many battered women feel that what they do is never good enough, as discussed
on the previous track regarding perfection and competition.
-- #5. Perfect
Battered women often come to resent their abuser and create
the Illusion that they are perfectly independent of this abuser and not affected
by the abuser, but in fact they are not independent of the affects of his abuse
Now that we've discussed the five illusions of detachment, dependency,
perfect sex, inadequacy, and perfect independence that battered women hold about
themselves, let's explore in more detail how these illusions can become contradictory
and be especially dangerous for battered women.
I have found that many
battered women will combine a number of illusions regarding themselves. Battered
women may also struggle when their illusions and unconscious needs do not correspond.
Both can cause conflict, anxiety, and confusion for the battered woman. The illusions
may also weaken reality, or even increase the tendency toward self-hate for the
battered woman. She may block inner growth and deflect energy from other activities.
of these illusions contradict each other, such as the Illusion of Perfect Independence
and the Illusion of Dependency.
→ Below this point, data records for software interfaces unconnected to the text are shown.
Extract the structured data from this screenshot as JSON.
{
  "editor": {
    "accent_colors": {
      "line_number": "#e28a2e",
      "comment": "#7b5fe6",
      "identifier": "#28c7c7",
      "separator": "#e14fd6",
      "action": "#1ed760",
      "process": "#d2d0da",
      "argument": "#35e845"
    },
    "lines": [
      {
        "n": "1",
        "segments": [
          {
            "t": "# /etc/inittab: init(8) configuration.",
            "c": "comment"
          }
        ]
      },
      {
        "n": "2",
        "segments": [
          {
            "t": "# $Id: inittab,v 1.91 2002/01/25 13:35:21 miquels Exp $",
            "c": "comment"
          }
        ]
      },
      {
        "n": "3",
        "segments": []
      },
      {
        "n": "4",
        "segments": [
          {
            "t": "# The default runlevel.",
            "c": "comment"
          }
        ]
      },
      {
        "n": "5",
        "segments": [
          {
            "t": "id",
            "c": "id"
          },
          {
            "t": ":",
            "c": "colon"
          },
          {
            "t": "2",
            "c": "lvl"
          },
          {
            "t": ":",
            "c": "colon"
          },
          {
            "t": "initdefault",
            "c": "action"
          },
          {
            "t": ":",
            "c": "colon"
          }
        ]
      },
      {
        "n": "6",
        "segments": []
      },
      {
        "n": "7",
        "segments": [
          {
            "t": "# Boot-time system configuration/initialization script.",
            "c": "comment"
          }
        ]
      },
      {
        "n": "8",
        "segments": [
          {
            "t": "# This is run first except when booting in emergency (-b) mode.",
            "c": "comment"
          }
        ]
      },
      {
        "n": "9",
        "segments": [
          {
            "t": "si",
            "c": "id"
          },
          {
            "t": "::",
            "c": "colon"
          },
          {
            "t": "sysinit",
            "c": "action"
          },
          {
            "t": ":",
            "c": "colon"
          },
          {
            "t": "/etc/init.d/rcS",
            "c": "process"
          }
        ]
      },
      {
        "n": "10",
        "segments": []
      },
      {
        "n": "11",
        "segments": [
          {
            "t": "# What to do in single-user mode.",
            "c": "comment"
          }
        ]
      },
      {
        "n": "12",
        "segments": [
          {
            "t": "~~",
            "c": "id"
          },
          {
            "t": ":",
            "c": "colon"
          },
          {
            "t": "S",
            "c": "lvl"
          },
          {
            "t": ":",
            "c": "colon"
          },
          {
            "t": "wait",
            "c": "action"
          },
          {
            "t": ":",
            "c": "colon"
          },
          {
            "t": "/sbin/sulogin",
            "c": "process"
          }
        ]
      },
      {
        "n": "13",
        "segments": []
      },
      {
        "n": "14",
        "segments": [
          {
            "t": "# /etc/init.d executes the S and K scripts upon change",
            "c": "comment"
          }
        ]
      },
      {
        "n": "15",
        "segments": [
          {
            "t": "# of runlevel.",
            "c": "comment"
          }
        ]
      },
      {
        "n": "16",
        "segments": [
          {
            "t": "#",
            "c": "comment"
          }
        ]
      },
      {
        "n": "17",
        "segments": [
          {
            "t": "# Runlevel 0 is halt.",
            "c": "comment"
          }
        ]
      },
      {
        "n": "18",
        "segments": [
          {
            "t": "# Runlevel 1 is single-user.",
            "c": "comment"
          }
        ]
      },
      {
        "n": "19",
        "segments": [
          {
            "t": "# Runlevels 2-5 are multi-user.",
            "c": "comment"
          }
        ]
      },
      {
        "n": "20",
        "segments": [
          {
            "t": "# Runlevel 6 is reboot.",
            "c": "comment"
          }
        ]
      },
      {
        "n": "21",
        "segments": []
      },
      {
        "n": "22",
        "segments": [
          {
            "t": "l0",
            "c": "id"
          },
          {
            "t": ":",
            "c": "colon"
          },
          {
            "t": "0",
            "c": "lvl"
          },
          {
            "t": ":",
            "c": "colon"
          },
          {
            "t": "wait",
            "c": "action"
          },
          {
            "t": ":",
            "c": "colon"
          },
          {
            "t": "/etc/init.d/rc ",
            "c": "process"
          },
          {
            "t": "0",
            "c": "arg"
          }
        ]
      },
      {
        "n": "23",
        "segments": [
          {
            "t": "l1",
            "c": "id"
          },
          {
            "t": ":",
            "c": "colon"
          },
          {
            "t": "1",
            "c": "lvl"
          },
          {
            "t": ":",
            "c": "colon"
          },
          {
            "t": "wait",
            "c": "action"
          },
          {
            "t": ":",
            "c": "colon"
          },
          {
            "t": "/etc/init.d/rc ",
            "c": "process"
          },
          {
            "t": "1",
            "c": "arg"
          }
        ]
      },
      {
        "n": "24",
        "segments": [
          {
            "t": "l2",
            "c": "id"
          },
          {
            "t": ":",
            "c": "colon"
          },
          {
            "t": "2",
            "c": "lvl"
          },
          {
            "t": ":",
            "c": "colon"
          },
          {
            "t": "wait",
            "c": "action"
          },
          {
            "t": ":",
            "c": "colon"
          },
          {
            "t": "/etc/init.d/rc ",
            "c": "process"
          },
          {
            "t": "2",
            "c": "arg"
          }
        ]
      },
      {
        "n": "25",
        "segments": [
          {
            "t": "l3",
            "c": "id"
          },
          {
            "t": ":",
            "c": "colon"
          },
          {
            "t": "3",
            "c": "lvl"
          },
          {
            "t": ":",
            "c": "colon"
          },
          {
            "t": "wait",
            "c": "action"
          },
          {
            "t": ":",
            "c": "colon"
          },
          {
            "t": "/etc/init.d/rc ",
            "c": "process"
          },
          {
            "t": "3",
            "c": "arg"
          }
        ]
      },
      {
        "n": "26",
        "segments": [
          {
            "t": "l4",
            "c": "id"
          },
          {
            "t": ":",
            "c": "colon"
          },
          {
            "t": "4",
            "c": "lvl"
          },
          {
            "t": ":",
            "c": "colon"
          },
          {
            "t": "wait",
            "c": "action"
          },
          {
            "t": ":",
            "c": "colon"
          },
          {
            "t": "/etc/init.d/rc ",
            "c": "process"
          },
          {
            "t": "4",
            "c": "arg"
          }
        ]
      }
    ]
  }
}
Here is an example.
Case Study: Cathy
Cathy, age 52, has
several contradictory illusions about herself. Cathy's husband, Dan, has sent
her to the hospital twice. The most recent visit was caused by a broken rib.
stated, "I did everything a good wife was supposed to do. I refused Dan nothing.
But I finally saw that it didn't matter what I did. I was just an object there
for Dan to beat up on. Whatever went wrong for him during the day, he came home
and dumped it on me. I was kind of like the garbage can. One day Dan came home
and kicked my son's dog just because he was there and I thought, 'that is the
way he treats me.' But I won't let him get to me anymore. He can do whatever he
wants, it won't bother me, at least not emotionally.'"
held the Illusion of Detachment, believing she was emotionally separate from
Dan and that his beatings could only harm her physically. However, this is a conscious
illusion that Cathy holds. Unconsciously, as you know, Cathy needs to be validated
by everyone, and most importantly by Dan. As you are aware, completely inconsistent
views may be held by the conscious and unconscious mind.
Thus, Cathy's Illusions
of Detachment and her unconscious needs do not correspond. I told Cathy, "The
unconscious level does not require consistency, logic, and rationality. Consistency,
logic, and rationality exist on the conscious level because of your conscious
mind's need for logic. Do you see how the contradictory nature of these illusions
creates a great deal of confusion and frustration for you?"
that I've outlined the main Illusions battered women maintain about themselves,
let's look at ways to help your battered client uncover the illusions she holds.
Peer-Reviewed Journal Article References:
DePrince, A. P., Priebe, S. J., & Newton, A. T. (2011). Learning about violence against women in research methods: A comparison to traditional pedagogy. Psychological Trauma: Theory, Research, Practice, and Policy, 3(3), 215–222.
Gortner, E., Berns, S. B., Jacobson, N. S., & Gottman, J. M. (1997). When women leave violent relationships: Dispelling clinical myths.Psychotherapy: Theory, Research, Practice, Training, 34(4), 343–352.
Jankowski, P. J., Sandage, S. J., Cornell, M. W., Bissonette, C., Johnson, A. J., Crabtree, S. A., & Jensen, M. L. (2018). Religious beliefs and domestic violence myths. Psychology of Religion and Spirituality, 10(4), 386–397.
Online Continuing Education QUESTION
What are five Illusions or Myths many battered women need to hold on
to in order to avoid facing deeper issues, such as getting a job outside of the
home? To select and enter your answer go to .